▶ _WHAT THIS TASK INVOLVES_: Report how many lines of the data below contain "JSON". Give nothing besides the number.

▶ _Dataset rows for apps and sites_:
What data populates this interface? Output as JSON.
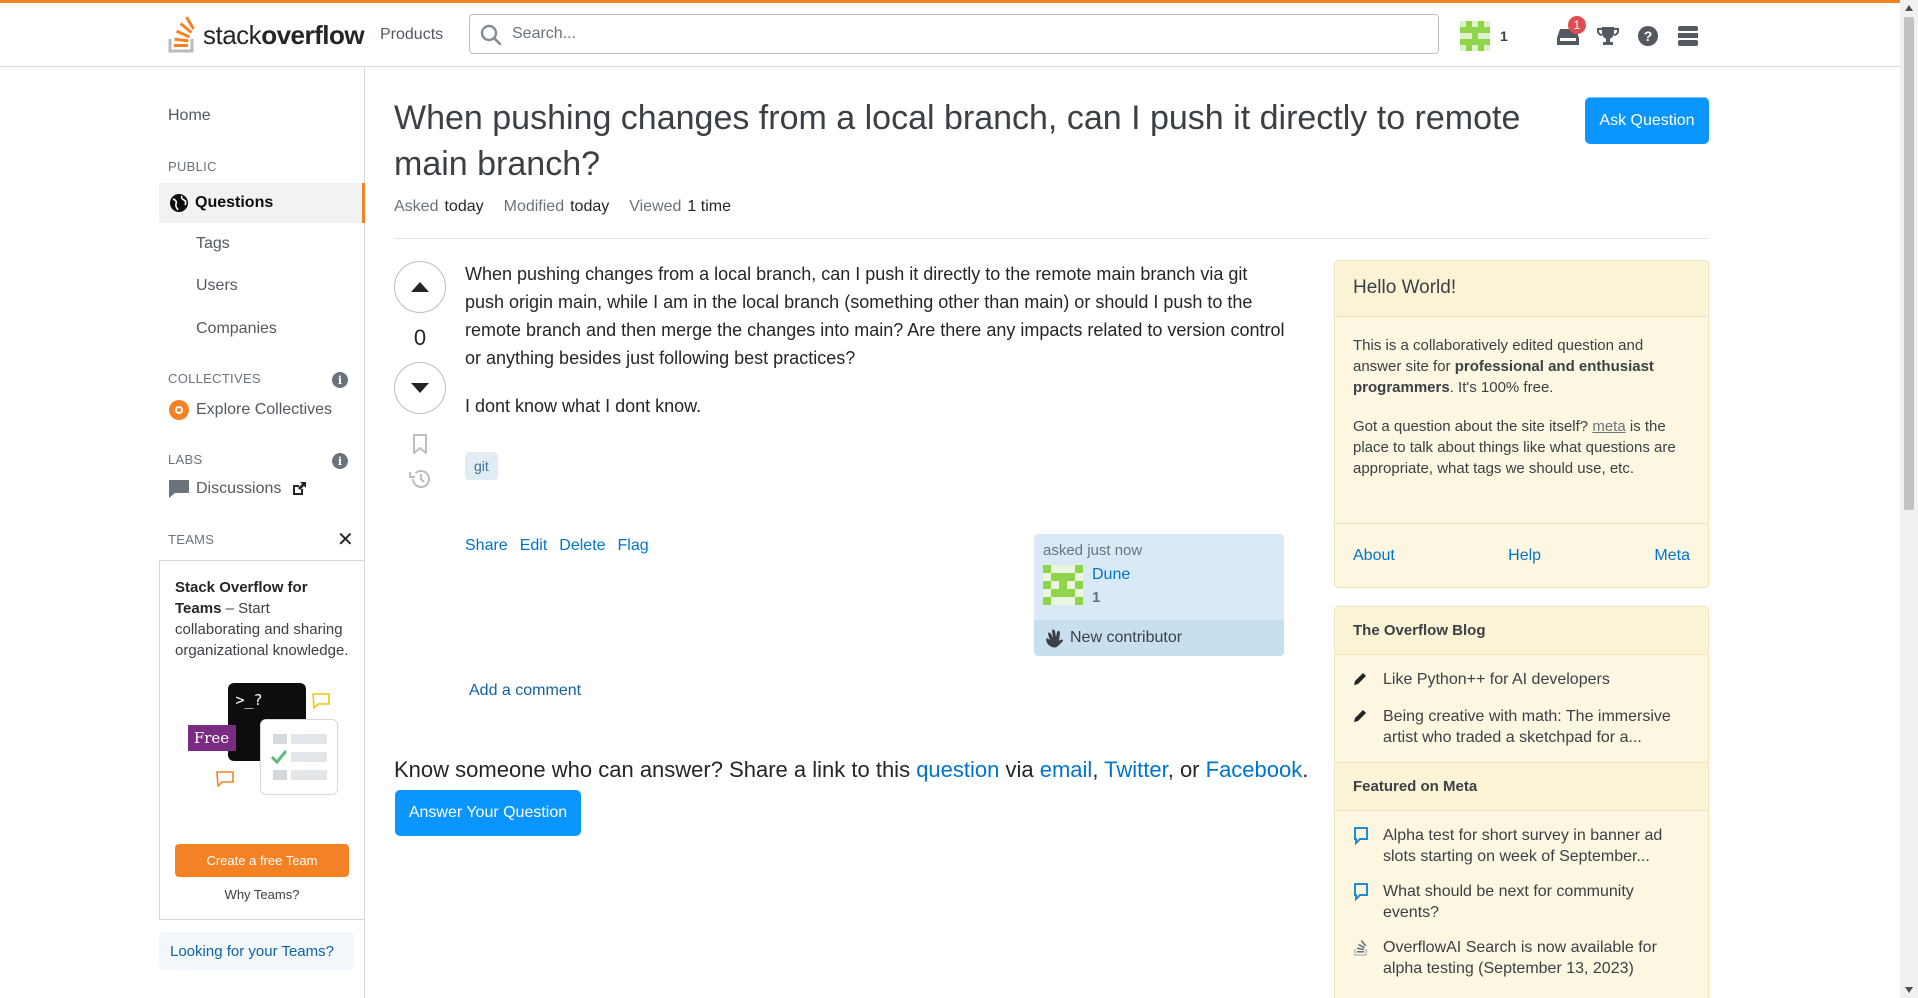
{
  "brand": {
    "logo_plain": "stack",
    "logo_bold": "overflow"
  },
  "topbar": {
    "products": "Products",
    "search_placeholder": "Search...",
    "reputation": "1",
    "inbox_badge": "1"
  },
  "sidebar": {
    "home": "Home",
    "public_label": "PUBLIC",
    "questions": "Questions",
    "tags": "Tags",
    "users": "Users",
    "companies": "Companies",
    "collectives_label": "COLLECTIVES",
    "explore_collectives": "Explore Collectives",
    "labs_label": "LABS",
    "discussions": "Discussions",
    "teams_label": "TEAMS",
    "teams_title": "Stack Overflow for Teams",
    "teams_desc": " – Start collaborating and sharing organizational knowledge.",
    "teams_free": "Free",
    "teams_prompt": ">_?",
    "create_team": "Create a free Team",
    "why_teams": "Why Teams?",
    "looking": "Looking for your Teams?"
  },
  "question": {
    "title": "When pushing changes from a local branch, can I push it directly to remote main branch?",
    "ask_button": "Ask Question",
    "asked_label": "Asked",
    "asked_value": "today",
    "modified_label": "Modified",
    "modified_value": "today",
    "viewed_label": "Viewed",
    "viewed_value": "1 time",
    "votes": "0",
    "body_p1": "When pushing changes from a local branch, can I push it directly to the remote main branch via git push origin main, while I am in the local branch (something other than main) or should I push to the remote branch and then merge the changes into main? Are there any impacts related to version control or anything besides just following best practices?",
    "body_p2": "I dont know what I dont know.",
    "tag": "git",
    "menu": {
      "share": "Share",
      "edit": "Edit",
      "delete": "Delete",
      "flag": "Flag"
    },
    "user": {
      "asked": "asked just now",
      "name": "Dune",
      "rep": "1",
      "new_contributor": "New contributor"
    },
    "add_comment": "Add a comment",
    "share_text_1": "Know someone who can answer? Share a link to this ",
    "share_question": "question",
    "share_via": " via ",
    "share_email": "email",
    "share_twitter": "Twitter",
    "share_or": ", or ",
    "share_facebook": "Facebook",
    "answer_button": "Answer Your Question"
  },
  "hello": {
    "title": "Hello World!",
    "p1_a": "This is a collaboratively edited question and answer site for ",
    "p1_b": "professional and enthusiast programmers",
    "p1_c": ". It's 100% free.",
    "p2_a": "Got a question about the site itself? ",
    "p2_link": "meta",
    "p2_b": " is the place to talk about things like what questions are appropriate, what tags we should use, etc.",
    "about": "About",
    "help": "Help",
    "meta": "Meta"
  },
  "blog": {
    "title": "The Overflow Blog",
    "items": [
      "Like Python++ for AI developers",
      "Being creative with math: The immersive artist who traded a sketchpad for a..."
    ],
    "featured_title": "Featured on Meta",
    "featured": [
      "Alpha test for short survey in banner ad slots starting on week of September...",
      "What should be next for community events?",
      "OverflowAI Search is now available for alpha testing (September 13, 2023)"
    ]
  },
  "colors": {
    "accent": "#f48225",
    "primary": "#0a95ff",
    "link": "#0074cc"
  }
}
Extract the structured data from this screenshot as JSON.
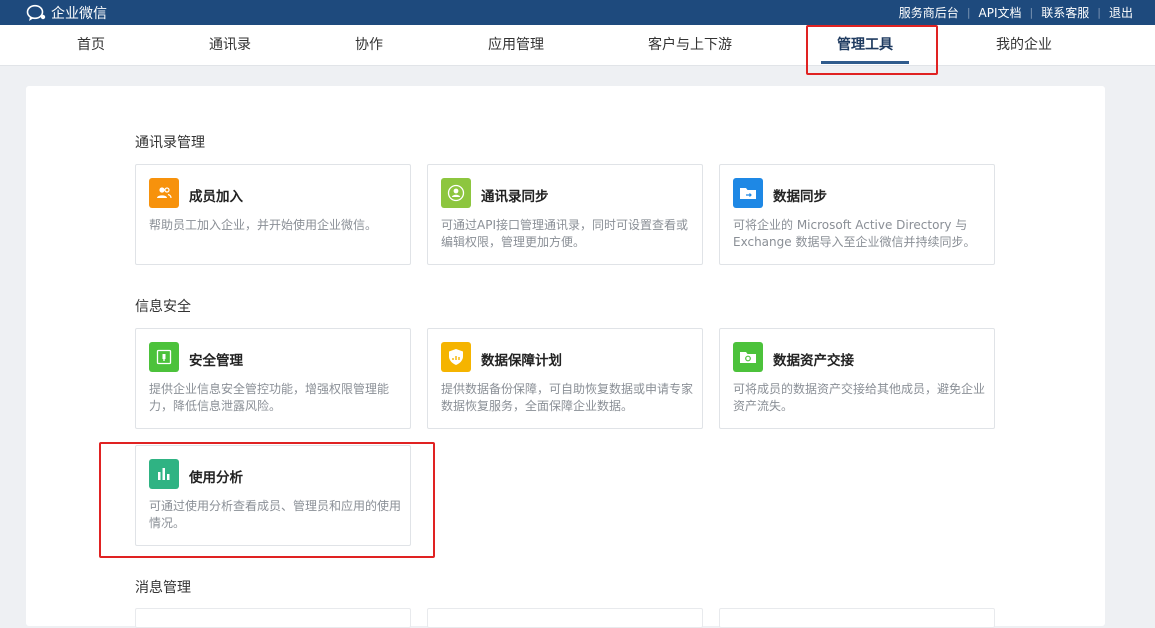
{
  "brand": {
    "name": "企业微信"
  },
  "toplinks": [
    "服务商后台",
    "API文档",
    "联系客服",
    "退出"
  ],
  "nav": {
    "items": [
      "首页",
      "通讯录",
      "协作",
      "应用管理",
      "客户与上下游",
      "管理工具",
      "我的企业"
    ],
    "active": "管理工具"
  },
  "sections": [
    {
      "title": "通讯录管理",
      "cards": [
        {
          "title": "成员加入",
          "desc": "帮助员工加入企业，并开始使用企业微信。",
          "icon": "users-icon",
          "color": "#f7920c"
        },
        {
          "title": "通讯录同步",
          "desc": "可通过API接口管理通讯录，同时可设置查看或编辑权限，管理更加方便。",
          "icon": "contact-sync-icon",
          "color": "#8dc63f"
        },
        {
          "title": "数据同步",
          "desc": "可将企业的 Microsoft Active Directory 与 Exchange 数据导入至企业微信并持续同步。",
          "icon": "folder-sync-icon",
          "color": "#1e88e5"
        }
      ]
    },
    {
      "title": "信息安全",
      "cards": [
        {
          "title": "安全管理",
          "desc": "提供企业信息安全管控功能，增强权限管理能力，降低信息泄露风险。",
          "icon": "safe-icon",
          "color": "#4cc23b"
        },
        {
          "title": "数据保障计划",
          "desc": "提供数据备份保障，可自助恢复数据或申请专家数据恢复服务，全面保障企业数据。",
          "icon": "shield-icon",
          "color": "#f5b400"
        },
        {
          "title": "数据资产交接",
          "desc": "可将成员的数据资产交接给其他成员，避免企业资产流失。",
          "icon": "folder-transfer-icon",
          "color": "#4cc23b"
        },
        {
          "title": "使用分析",
          "desc": "可通过使用分析查看成员、管理员和应用的使用情况。",
          "icon": "bar-chart-icon",
          "color": "#2fb383"
        }
      ]
    },
    {
      "title": "消息管理",
      "cards": []
    }
  ],
  "colors": {
    "topbar": "#1e4a7d",
    "highlight": "#e02222"
  }
}
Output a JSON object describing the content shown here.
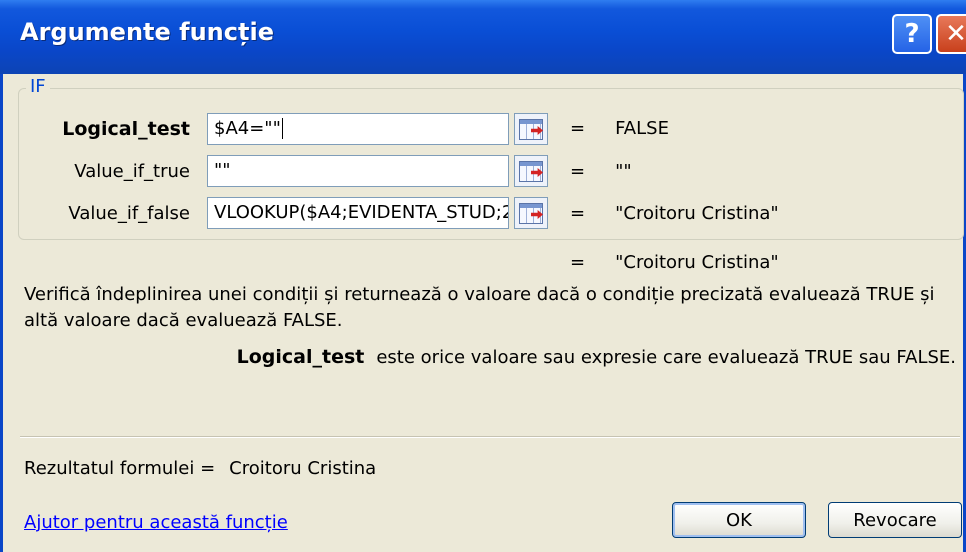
{
  "window": {
    "title": "Argumente funcție",
    "help_glyph": "?",
    "close_glyph": "✕"
  },
  "function_name": "IF",
  "arguments": [
    {
      "label": "Logical_test",
      "value": "$A4=\"\"",
      "result": "FALSE",
      "active": true
    },
    {
      "label": "Value_if_true",
      "value": "\"\"",
      "result": "\"\""
    },
    {
      "label": "Value_if_false",
      "value": "VLOOKUP($A4;EVIDENTA_STUD;2",
      "result": "\"Croitoru Cristina\""
    }
  ],
  "equals": "=",
  "function_result": "\"Croitoru Cristina\"",
  "description": "Verifică îndeplinirea unei condiții și returnează o valoare dacă o condiție precizată evaluează TRUE și altă valoare dacă evaluează FALSE.",
  "argument_help": {
    "name": "Logical_test",
    "text": "este orice valoare sau expresie care evaluează TRUE sau FALSE."
  },
  "formula_result": {
    "label": "Rezultatul formulei =",
    "value": "Croitoru Cristina"
  },
  "help_link": "Ajutor pentru această funcție",
  "buttons": {
    "ok": "OK",
    "cancel": "Revocare"
  },
  "icons": [
    "help-icon",
    "close-icon",
    "range-select-icon"
  ]
}
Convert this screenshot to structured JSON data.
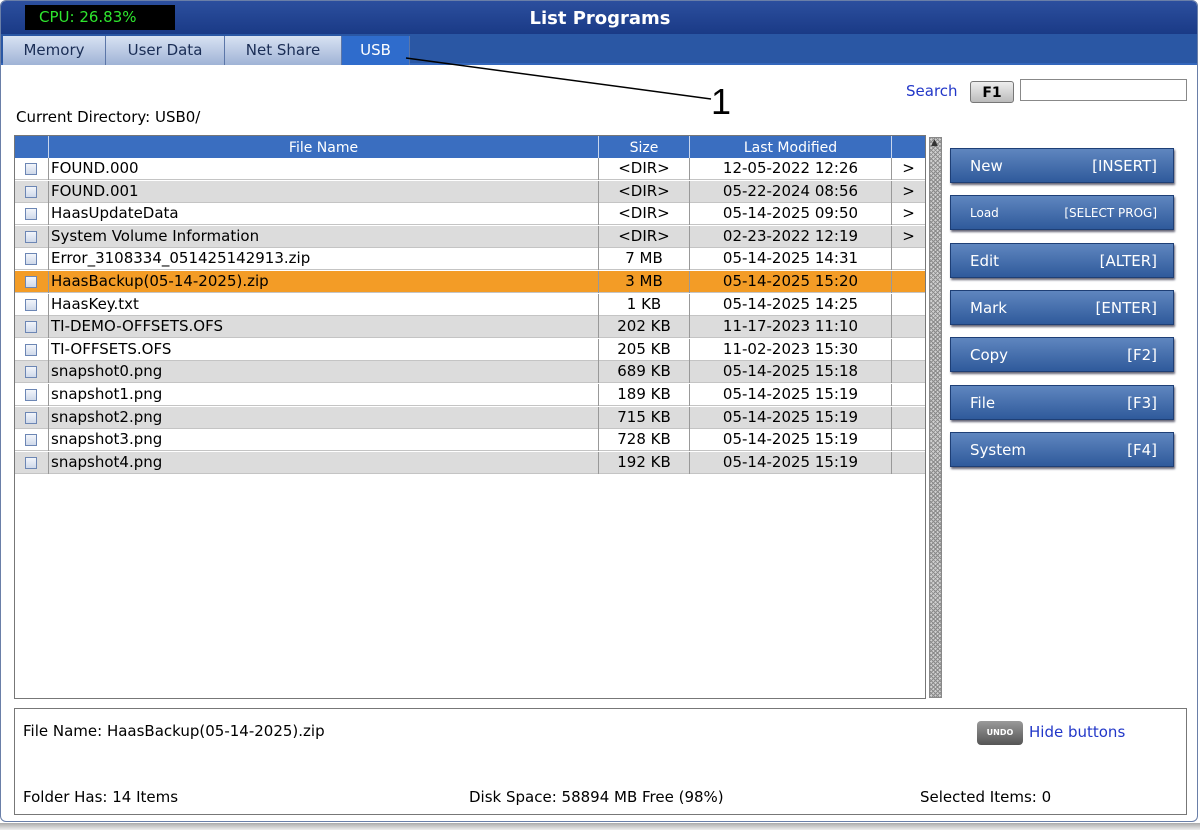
{
  "header": {
    "cpu": "CPU: 26.83%",
    "title": "List Programs"
  },
  "tabs": [
    "Memory",
    "User Data",
    "Net Share",
    "USB"
  ],
  "callout": "1",
  "search": {
    "label": "Search",
    "key": "F1",
    "value": ""
  },
  "current_directory": "Current Directory: USB0/",
  "table": {
    "columns": [
      "File Name",
      "Size",
      "Last Modified"
    ],
    "rows": [
      {
        "name": "FOUND.000",
        "size": "<DIR>",
        "modified": "12-05-2022 12:26",
        "arrow": ">"
      },
      {
        "name": "FOUND.001",
        "size": "<DIR>",
        "modified": "05-22-2024 08:56",
        "arrow": ">"
      },
      {
        "name": "HaasUpdateData",
        "size": "<DIR>",
        "modified": "05-14-2025 09:50",
        "arrow": ">"
      },
      {
        "name": "System Volume Information",
        "size": "<DIR>",
        "modified": "02-23-2022 12:19",
        "arrow": ">"
      },
      {
        "name": "Error_3108334_051425142913.zip",
        "size": "7 MB",
        "modified": "05-14-2025 14:31",
        "arrow": ""
      },
      {
        "name": "HaasBackup(05-14-2025).zip",
        "size": "3 MB",
        "modified": "05-14-2025 15:20",
        "arrow": "",
        "selected": true
      },
      {
        "name": "HaasKey.txt",
        "size": "1 KB",
        "modified": "05-14-2025 14:25",
        "arrow": ""
      },
      {
        "name": "TI-DEMO-OFFSETS.OFS",
        "size": "202 KB",
        "modified": "11-17-2023 11:10",
        "arrow": ""
      },
      {
        "name": "TI-OFFSETS.OFS",
        "size": "205 KB",
        "modified": "11-02-2023 15:30",
        "arrow": ""
      },
      {
        "name": "snapshot0.png",
        "size": "689 KB",
        "modified": "05-14-2025 15:18",
        "arrow": ""
      },
      {
        "name": "snapshot1.png",
        "size": "189 KB",
        "modified": "05-14-2025 15:19",
        "arrow": ""
      },
      {
        "name": "snapshot2.png",
        "size": "715 KB",
        "modified": "05-14-2025 15:19",
        "arrow": ""
      },
      {
        "name": "snapshot3.png",
        "size": "728 KB",
        "modified": "05-14-2025 15:19",
        "arrow": ""
      },
      {
        "name": "snapshot4.png",
        "size": "192 KB",
        "modified": "05-14-2025 15:19",
        "arrow": ""
      }
    ]
  },
  "side_buttons": [
    {
      "label": "New",
      "key": "[INSERT]"
    },
    {
      "label": "Load",
      "key": "[SELECT PROG]",
      "small": true
    },
    {
      "label": "Edit",
      "key": "[ALTER]"
    },
    {
      "label": "Mark",
      "key": "[ENTER]"
    },
    {
      "label": "Copy",
      "key": "[F2]"
    },
    {
      "label": "File",
      "key": "[F3]"
    },
    {
      "label": "System",
      "key": "[F4]"
    }
  ],
  "footer": {
    "file_name": "File Name: HaasBackup(05-14-2025).zip",
    "undo_key": "UNDO",
    "hide_buttons": "Hide buttons",
    "folder_has": "Folder Has: 14 Items",
    "disk_space": "Disk Space: 58894 MB Free (98%)",
    "selected_items": "Selected Items: 0"
  }
}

▶ _EXERCISE OUTPUT_: 4